We are firmly committed to consistency in our approach to civil liberties and will seek to translate our domestic agenda to the EU level—this includes purpose limitation; rigorous evidence-based arguments; the principles of necessity and proportionality; stringent data protection safeguards, especially when handling sensitive personal data; independent data protection oversight; and, of course, full compliance with EU law and the EU treaties.

We fully recognise the importance of working with partners outside the EU given that the threats we face are global in nature and, in common with other EU member states, we view the US as a key partner.

The UK, in common with many other EU member states and third countries, places considerable value on the collection and analysis of passenger name record (PNR) data (that data collected by carriers in the exercise of their business) for the purpose of preventing terrorism and serious crime. The appropriate use of PNR data is vital in keeping the public safe.

In line with this view, the Government continue to press for an EU PNR directive that includes provision for intra-EU flights. The Government also believe that clear PNR agreements between the EU and third countries play a vital role in removing legal uncertainty for air carriers flying to those countries, and help ensure that PNR information can be shared quickly and securely, with all necessary data protection safeguards in place. It is for this reason the Government have opted in to the EU-US agreement on the exchange of passenger name record data, notifying the President of the Council on 9 February 2012.

This agreement replaces the EU-US PNR agreement which has been applied provisionally from July 2007. The European Parliament postponed its vote on that agreement and asked the Commission to come forward with a single model for international agreements before it took a final vote.

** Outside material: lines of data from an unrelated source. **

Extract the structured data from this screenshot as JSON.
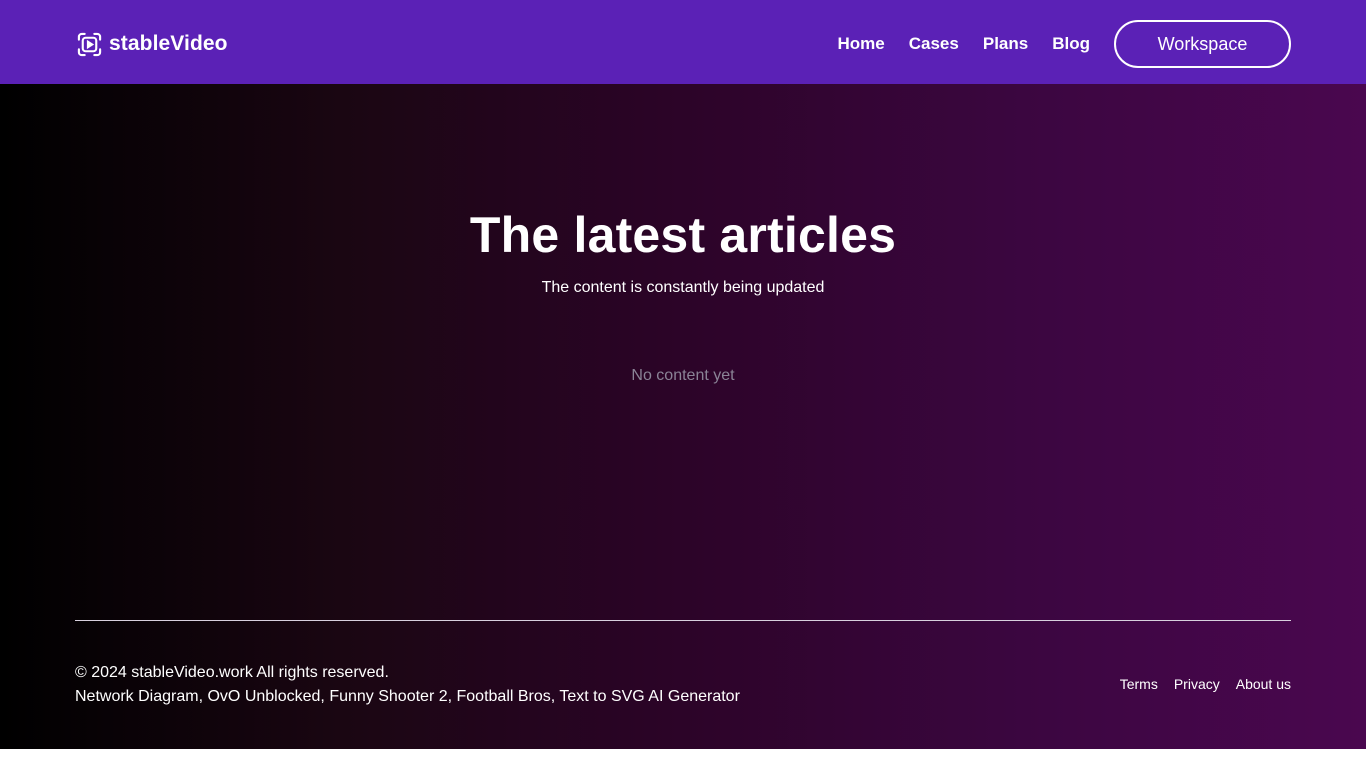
{
  "header": {
    "logo_icon": "play-in-frame-icon",
    "logo_text": "stableVideo",
    "nav": [
      {
        "label": "Home"
      },
      {
        "label": "Cases"
      },
      {
        "label": "Plans"
      },
      {
        "label": "Blog"
      }
    ],
    "workspace_label": "Workspace"
  },
  "main": {
    "title": "The latest articles",
    "subtitle": "The content is constantly being updated",
    "empty_text": "No content yet"
  },
  "footer": {
    "copyright": "© 2024 stableVideo.work All rights reserved.",
    "friend_links": [
      {
        "label": "Network Diagram"
      },
      {
        "label": "OvO Unblocked"
      },
      {
        "label": "Funny Shooter 2"
      },
      {
        "label": "Football Bros"
      },
      {
        "label": "Text to SVG AI Generator"
      }
    ],
    "links": [
      {
        "label": "Terms"
      },
      {
        "label": "Privacy"
      },
      {
        "label": "About us"
      }
    ]
  },
  "colors": {
    "header_bg": "#5b21b6",
    "text": "#ffffff",
    "muted": "#8a8396"
  }
}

On 21 September 2010 the European Commission published a communication on the global approach to transfers of PNR data to third countries, together with a package of draft negotiating mandates for PNR agreements with Australia, Canada and the United States. In response to this, the Council presented a draft Council decision to authorise the Commission to open negotiations for PNR agreements with Australia, Canada and the US, together with draft negotiating guidelines (collectively referred to as the negotiating mandates). The UK opted in to these negotiating mandates in December 2010 and announced this decision to Parliament on 20 December 2010.

I listened very carefully to what hon. Members had to say during the scrutiny process and am pleased that the Committee agreed with the Government’s recommendation to participate in this agreement.

The agreement:

Restricts the purposes for which data can be processed to the prevention of and combating of terrorist offences and serious trans-national crime;

Makes express provision for data security;

Requires data to be masked after six months and transferred to a dormant database after five years. Data may be retained in the dormant database for a period of up to 10 years, during which additional controls will apply (including a more restricted number of personnel authorised to access it as well as a higher level of supervisory approval required).

Provides that masked data can only be re-personalised in connection with an identifiable case, threat or risk. After five years in the dormant database (10 years in total) data can only be re-personalised for the purpose of preventing and combating terrorist offences;

Provides that sensitive personal data must be filtered out and may only be accessed in exceptional circumstances where the life of an individual may be imperilled or seriously impaired;

Provides for independent review and oversight by departmental privacy officers with a proven record of autonomy, such as the Department of Homeland Security’s Chief Privacy Officer;

Sets out rights of access, rectification and erasure and redress;

Regulates the transfer of PNR data to other US Government authorities;

Only permits onward data transmission to a third country on a case-by-case basis and for the purposes outlined above.

The Council decisions to sign and conclude the agreement were deposited on 28 November 2011. These can be found at the following links:

Council Decision to Sign: uri=COM:2011:0807:FIN:EN:PDF.

Council Decision to Conclude: uri=COM:2011:0805:FIN:EN:PDF.